=== Data provided ===
*** Begin section ***

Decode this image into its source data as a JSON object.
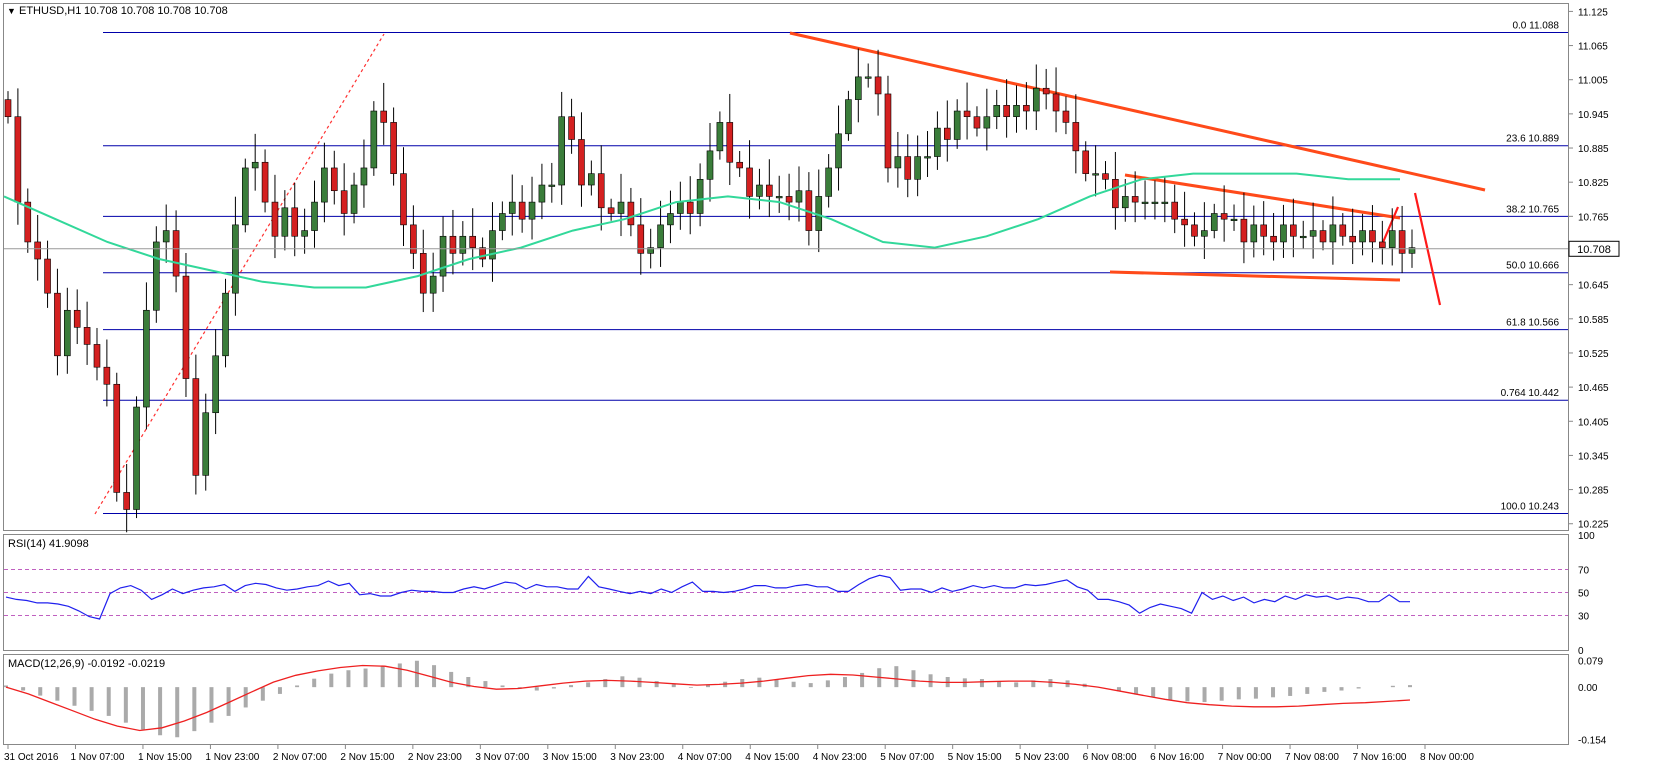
{
  "header": {
    "symbol": "ETHUSD,H1",
    "ohlc": "10.708 10.708 10.708 10.708"
  },
  "colors": {
    "up_candle": "#3a7d3a",
    "down_candle": "#d42020",
    "fib_line": "#0000aa",
    "ma_line": "#32d89a",
    "trend_line": "#ff4a1a",
    "rsi_line": "#2020ee",
    "macd_signal": "#ee2020",
    "macd_hist": "#aaaaaa",
    "level_dotted": "#c060c0"
  },
  "chart_data": [
    {
      "type": "candlestick",
      "title": "ETHUSD,H1",
      "price_axis_ticks": [
        "11.125",
        "11.065",
        "11.005",
        "10.945",
        "10.885",
        "10.825",
        "10.765",
        "10.705",
        "10.645",
        "10.585",
        "10.525",
        "10.465",
        "10.405",
        "10.345",
        "10.285",
        "10.225"
      ],
      "ylim": [
        10.214,
        11.138
      ],
      "current_price": "10.708",
      "time_axis_labels": [
        "31 Oct 2016",
        "1 Nov 07:00",
        "1 Nov 15:00",
        "1 Nov 23:00",
        "2 Nov 07:00",
        "2 Nov 15:00",
        "2 Nov 23:00",
        "3 Nov 07:00",
        "3 Nov 15:00",
        "3 Nov 23:00",
        "4 Nov 07:00",
        "4 Nov 15:00",
        "4 Nov 23:00",
        "5 Nov 07:00",
        "5 Nov 15:00",
        "5 Nov 23:00",
        "6 Nov 08:00",
        "6 Nov 16:00",
        "7 Nov 00:00",
        "7 Nov 08:00",
        "7 Nov 16:00",
        "8 Nov 00:00"
      ],
      "fibonacci_levels": [
        {
          "ratio": "0.0",
          "price": "11.088"
        },
        {
          "ratio": "23.6",
          "price": "10.889"
        },
        {
          "ratio": "38.2",
          "price": "10.765"
        },
        {
          "ratio": "50.0",
          "price": "10.666"
        },
        {
          "ratio": "61.8",
          "price": "10.566"
        },
        {
          "ratio": "0.764",
          "price": "10.442"
        },
        {
          "ratio": "100.0",
          "price": "10.243"
        }
      ],
      "candles_close": [
        10.94,
        10.79,
        10.72,
        10.69,
        10.63,
        10.52,
        10.6,
        10.57,
        10.54,
        10.5,
        10.47,
        10.28,
        10.25,
        10.43,
        10.6,
        10.72,
        10.74,
        10.66,
        10.48,
        10.31,
        10.42,
        10.52,
        10.63,
        10.75,
        10.85,
        10.86,
        10.79,
        10.73,
        10.78,
        10.73,
        10.74,
        10.79,
        10.85,
        10.81,
        10.77,
        10.82,
        10.85,
        10.95,
        10.93,
        10.84,
        10.75,
        10.7,
        10.63,
        10.66,
        10.73,
        10.7,
        10.73,
        10.71,
        10.69,
        10.74,
        10.77,
        10.79,
        10.76,
        10.79,
        10.82,
        10.82,
        10.94,
        10.9,
        10.82,
        10.84,
        10.78,
        10.77,
        10.79,
        10.75,
        10.7,
        10.71,
        10.75,
        10.77,
        10.79,
        10.77,
        10.83,
        10.88,
        10.93,
        10.86,
        10.85,
        10.8,
        10.82,
        10.8,
        10.8,
        10.79,
        10.81,
        10.74,
        10.8,
        10.85,
        10.91,
        10.97,
        11.01,
        11.01,
        10.98,
        10.85,
        10.87,
        10.83,
        10.87,
        10.87,
        10.92,
        10.9,
        10.95,
        10.94,
        10.92,
        10.94,
        10.96,
        10.94,
        10.96,
        10.95,
        10.99,
        10.98,
        10.95,
        10.93,
        10.88,
        10.84,
        10.84,
        10.83,
        10.78,
        10.8,
        10.79,
        10.79,
        10.79,
        10.79,
        10.76,
        10.75,
        10.73,
        10.74,
        10.77,
        10.76,
        10.76,
        10.72,
        10.75,
        10.73,
        10.72,
        10.75,
        10.73,
        10.73,
        10.74,
        10.72,
        10.75,
        10.73,
        10.72,
        10.74,
        10.72,
        10.71,
        10.74,
        10.7,
        10.71
      ],
      "series": [
        {
          "name": "",
          "type": "moving_average",
          "values": [
            10.8,
            10.76,
            10.72,
            10.69,
            10.67,
            10.65,
            10.64,
            10.64,
            10.66,
            10.69,
            10.71,
            10.74,
            10.76,
            10.79,
            10.8,
            10.79,
            10.76,
            10.72,
            10.71,
            10.73,
            10.76,
            10.8,
            10.83,
            10.84,
            10.84,
            10.84,
            10.83,
            10.83
          ]
        }
      ],
      "annotations": [
        "ascending dotted trend line",
        "descending channel",
        "falling broader trend line",
        "projected move arrow"
      ]
    },
    {
      "type": "line",
      "title": "RSI(14) 41.9098",
      "levels": [
        "100",
        "70",
        "50",
        "30",
        "0"
      ],
      "ylim": [
        0,
        100
      ],
      "values": [
        46,
        44,
        43,
        41,
        41,
        40,
        38,
        34,
        29,
        27,
        49,
        54,
        56,
        52,
        44,
        48,
        53,
        49,
        52,
        54,
        55,
        57,
        51,
        56,
        58,
        57,
        54,
        52,
        53,
        55,
        56,
        60,
        56,
        58,
        48,
        49,
        47,
        47,
        50,
        52,
        51,
        51,
        50,
        50,
        53,
        55,
        53,
        56,
        59,
        58,
        53,
        57,
        55,
        55,
        53,
        53,
        64,
        55,
        53,
        51,
        49,
        51,
        49,
        53,
        50,
        55,
        59,
        51,
        51,
        50,
        51,
        53,
        56,
        56,
        54,
        54,
        56,
        57,
        55,
        55,
        51,
        51,
        57,
        62,
        65,
        63,
        52,
        53,
        53,
        50,
        54,
        51,
        53,
        56,
        54,
        56,
        54,
        54,
        57,
        56,
        57,
        59,
        61,
        55,
        52,
        44,
        44,
        42,
        39,
        32,
        37,
        40,
        38,
        36,
        32,
        50,
        44,
        47,
        43,
        46,
        41,
        44,
        42,
        47,
        44,
        48,
        46,
        47,
        44,
        46,
        45,
        42,
        42,
        48,
        42,
        42
      ]
    },
    {
      "type": "bar",
      "title": "MACD(12,26,9) -0.0192 -0.0219",
      "axis_ticks": [
        "0.079",
        "0.00",
        "-0.154"
      ],
      "ylim": [
        -0.168,
        0.095
      ],
      "series": [
        {
          "name": "",
          "type": "histogram",
          "values": [
            0.005,
            -0.01,
            -0.025,
            -0.04,
            -0.055,
            -0.07,
            -0.085,
            -0.105,
            -0.125,
            -0.142,
            -0.148,
            -0.13,
            -0.105,
            -0.085,
            -0.06,
            -0.04,
            -0.02,
            0.005,
            0.025,
            0.04,
            0.05,
            0.055,
            0.062,
            0.07,
            0.078,
            0.065,
            0.045,
            0.03,
            0.018,
            0.005,
            -0.005,
            -0.01,
            -0.004,
            0.006,
            0.014,
            0.024,
            0.032,
            0.028,
            0.018,
            0.008,
            -0.002,
            0.008,
            0.016,
            0.024,
            0.028,
            0.022,
            0.016,
            0.012,
            0.02,
            0.03,
            0.042,
            0.056,
            0.062,
            0.05,
            0.038,
            0.03,
            0.026,
            0.024,
            0.018,
            0.014,
            0.02,
            0.024,
            0.02,
            0.01,
            0.0,
            -0.012,
            -0.022,
            -0.03,
            -0.038,
            -0.042,
            -0.044,
            -0.04,
            -0.036,
            -0.034,
            -0.03,
            -0.026,
            -0.02,
            -0.014,
            -0.01,
            -0.004,
            0.0,
            0.004,
            0.006
          ]
        },
        {
          "name": "",
          "type": "signal_line",
          "values": [
            0.0,
            -0.02,
            -0.045,
            -0.07,
            -0.095,
            -0.115,
            -0.128,
            -0.12,
            -0.1,
            -0.075,
            -0.045,
            -0.015,
            0.015,
            0.035,
            0.048,
            0.058,
            0.064,
            0.062,
            0.05,
            0.032,
            0.014,
            0.002,
            -0.006,
            -0.004,
            0.004,
            0.012,
            0.018,
            0.02,
            0.018,
            0.014,
            0.01,
            0.006,
            0.008,
            0.012,
            0.018,
            0.026,
            0.034,
            0.038,
            0.036,
            0.03,
            0.024,
            0.018,
            0.014,
            0.014,
            0.016,
            0.018,
            0.018,
            0.014,
            0.008,
            0.0,
            -0.012,
            -0.024,
            -0.036,
            -0.046,
            -0.052,
            -0.056,
            -0.058,
            -0.058,
            -0.056,
            -0.052,
            -0.048,
            -0.046,
            -0.042,
            -0.038
          ]
        }
      ]
    }
  ]
}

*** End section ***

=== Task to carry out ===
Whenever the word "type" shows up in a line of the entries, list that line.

=== Exercise result ===
      "type": "candlestick",
          "type": "moving_average",
      "type": "line",
      "type": "bar",
          "type": "histogram",
          "type": "signal_line",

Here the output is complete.